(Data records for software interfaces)

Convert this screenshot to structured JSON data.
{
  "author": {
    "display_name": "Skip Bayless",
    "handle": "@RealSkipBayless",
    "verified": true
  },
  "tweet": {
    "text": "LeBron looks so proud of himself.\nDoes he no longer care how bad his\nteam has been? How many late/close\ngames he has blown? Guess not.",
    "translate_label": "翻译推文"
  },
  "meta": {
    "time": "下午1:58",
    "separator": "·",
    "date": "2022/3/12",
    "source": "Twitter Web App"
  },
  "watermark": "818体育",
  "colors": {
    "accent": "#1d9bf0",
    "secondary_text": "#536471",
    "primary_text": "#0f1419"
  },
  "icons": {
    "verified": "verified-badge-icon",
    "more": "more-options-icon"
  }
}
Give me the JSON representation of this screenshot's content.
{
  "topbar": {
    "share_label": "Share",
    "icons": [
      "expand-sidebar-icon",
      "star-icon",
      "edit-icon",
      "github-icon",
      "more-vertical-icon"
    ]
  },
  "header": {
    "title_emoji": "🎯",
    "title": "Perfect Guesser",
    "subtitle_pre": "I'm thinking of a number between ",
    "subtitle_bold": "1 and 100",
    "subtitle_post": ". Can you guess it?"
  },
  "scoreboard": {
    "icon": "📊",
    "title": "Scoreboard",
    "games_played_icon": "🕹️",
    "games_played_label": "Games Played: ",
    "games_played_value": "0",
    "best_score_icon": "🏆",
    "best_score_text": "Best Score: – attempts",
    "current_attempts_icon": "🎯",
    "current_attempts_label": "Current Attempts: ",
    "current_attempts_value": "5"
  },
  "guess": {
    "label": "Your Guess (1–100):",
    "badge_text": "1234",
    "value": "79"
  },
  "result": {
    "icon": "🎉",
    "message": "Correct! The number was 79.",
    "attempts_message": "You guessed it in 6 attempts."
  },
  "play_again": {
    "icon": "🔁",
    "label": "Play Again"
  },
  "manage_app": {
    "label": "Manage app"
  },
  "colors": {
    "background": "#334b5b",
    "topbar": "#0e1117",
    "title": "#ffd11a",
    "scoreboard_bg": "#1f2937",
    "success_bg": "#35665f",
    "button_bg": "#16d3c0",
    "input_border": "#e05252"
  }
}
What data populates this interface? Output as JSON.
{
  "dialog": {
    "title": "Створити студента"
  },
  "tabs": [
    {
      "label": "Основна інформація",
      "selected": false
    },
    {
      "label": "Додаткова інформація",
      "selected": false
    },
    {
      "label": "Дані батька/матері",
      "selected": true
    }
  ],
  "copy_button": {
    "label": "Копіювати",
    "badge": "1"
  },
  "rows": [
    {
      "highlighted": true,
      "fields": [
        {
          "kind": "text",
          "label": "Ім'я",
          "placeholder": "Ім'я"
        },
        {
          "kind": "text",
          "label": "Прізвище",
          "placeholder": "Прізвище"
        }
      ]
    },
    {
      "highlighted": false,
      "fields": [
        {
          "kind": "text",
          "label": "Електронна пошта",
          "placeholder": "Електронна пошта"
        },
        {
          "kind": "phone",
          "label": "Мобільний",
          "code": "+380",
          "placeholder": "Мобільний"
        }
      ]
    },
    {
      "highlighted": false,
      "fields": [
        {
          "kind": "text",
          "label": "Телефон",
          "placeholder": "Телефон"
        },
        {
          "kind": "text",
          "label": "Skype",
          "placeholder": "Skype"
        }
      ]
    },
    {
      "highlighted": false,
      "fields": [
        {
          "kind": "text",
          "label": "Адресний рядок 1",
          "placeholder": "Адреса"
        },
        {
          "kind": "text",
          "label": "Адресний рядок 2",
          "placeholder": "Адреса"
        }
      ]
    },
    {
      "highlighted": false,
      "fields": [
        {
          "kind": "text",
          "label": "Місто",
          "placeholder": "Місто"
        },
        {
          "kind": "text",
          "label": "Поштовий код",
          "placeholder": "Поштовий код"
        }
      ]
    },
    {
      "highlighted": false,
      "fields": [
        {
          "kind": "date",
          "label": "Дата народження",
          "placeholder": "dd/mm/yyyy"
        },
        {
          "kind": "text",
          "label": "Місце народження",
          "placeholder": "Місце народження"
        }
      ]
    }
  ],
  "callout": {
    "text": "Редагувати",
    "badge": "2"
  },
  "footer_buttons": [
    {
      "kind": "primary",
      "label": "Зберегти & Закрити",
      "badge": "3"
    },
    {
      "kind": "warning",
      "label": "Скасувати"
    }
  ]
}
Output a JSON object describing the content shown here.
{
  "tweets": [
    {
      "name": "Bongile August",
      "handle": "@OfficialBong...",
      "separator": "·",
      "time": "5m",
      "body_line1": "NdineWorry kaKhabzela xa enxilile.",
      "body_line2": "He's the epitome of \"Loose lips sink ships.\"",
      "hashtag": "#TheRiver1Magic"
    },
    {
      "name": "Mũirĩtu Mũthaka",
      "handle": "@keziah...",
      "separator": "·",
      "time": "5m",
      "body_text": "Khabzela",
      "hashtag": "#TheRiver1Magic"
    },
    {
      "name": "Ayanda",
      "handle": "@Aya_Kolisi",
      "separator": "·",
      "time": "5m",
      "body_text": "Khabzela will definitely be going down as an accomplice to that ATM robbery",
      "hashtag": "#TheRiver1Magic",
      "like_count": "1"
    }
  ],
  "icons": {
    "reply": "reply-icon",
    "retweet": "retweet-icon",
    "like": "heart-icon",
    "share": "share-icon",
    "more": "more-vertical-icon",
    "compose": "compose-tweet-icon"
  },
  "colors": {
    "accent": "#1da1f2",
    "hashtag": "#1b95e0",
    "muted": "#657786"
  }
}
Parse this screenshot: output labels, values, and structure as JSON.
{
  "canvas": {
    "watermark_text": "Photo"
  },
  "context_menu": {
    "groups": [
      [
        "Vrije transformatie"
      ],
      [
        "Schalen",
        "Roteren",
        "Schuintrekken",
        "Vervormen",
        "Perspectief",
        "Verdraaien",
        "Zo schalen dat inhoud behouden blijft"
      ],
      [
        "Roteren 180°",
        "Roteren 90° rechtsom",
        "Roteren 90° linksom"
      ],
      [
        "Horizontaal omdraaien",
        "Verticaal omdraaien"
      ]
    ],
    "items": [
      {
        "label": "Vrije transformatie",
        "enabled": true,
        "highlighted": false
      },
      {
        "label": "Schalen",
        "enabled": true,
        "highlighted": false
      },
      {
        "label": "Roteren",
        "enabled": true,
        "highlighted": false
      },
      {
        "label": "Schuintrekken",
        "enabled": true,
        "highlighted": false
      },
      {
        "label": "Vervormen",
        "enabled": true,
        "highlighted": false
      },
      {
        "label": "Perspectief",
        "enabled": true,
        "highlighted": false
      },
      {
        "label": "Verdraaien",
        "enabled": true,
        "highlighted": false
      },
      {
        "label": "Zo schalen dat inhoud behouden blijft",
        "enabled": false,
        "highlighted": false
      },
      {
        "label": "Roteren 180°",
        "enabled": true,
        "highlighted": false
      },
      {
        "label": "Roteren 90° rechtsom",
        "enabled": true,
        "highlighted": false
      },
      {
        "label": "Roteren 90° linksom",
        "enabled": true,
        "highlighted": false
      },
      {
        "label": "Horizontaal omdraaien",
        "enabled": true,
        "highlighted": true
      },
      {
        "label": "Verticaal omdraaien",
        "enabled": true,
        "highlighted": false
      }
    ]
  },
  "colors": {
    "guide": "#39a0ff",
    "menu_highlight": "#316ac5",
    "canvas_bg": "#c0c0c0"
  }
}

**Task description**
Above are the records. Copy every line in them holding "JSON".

**Response below**
Convert this screenshot to structured JSON data.
Give me the JSON representation of this screenshot's content.
What data populates this interface? Output as JSON.
Output a JSON object describing the content shown here.
Parse this screenshot: output labels, values, and structure as JSON.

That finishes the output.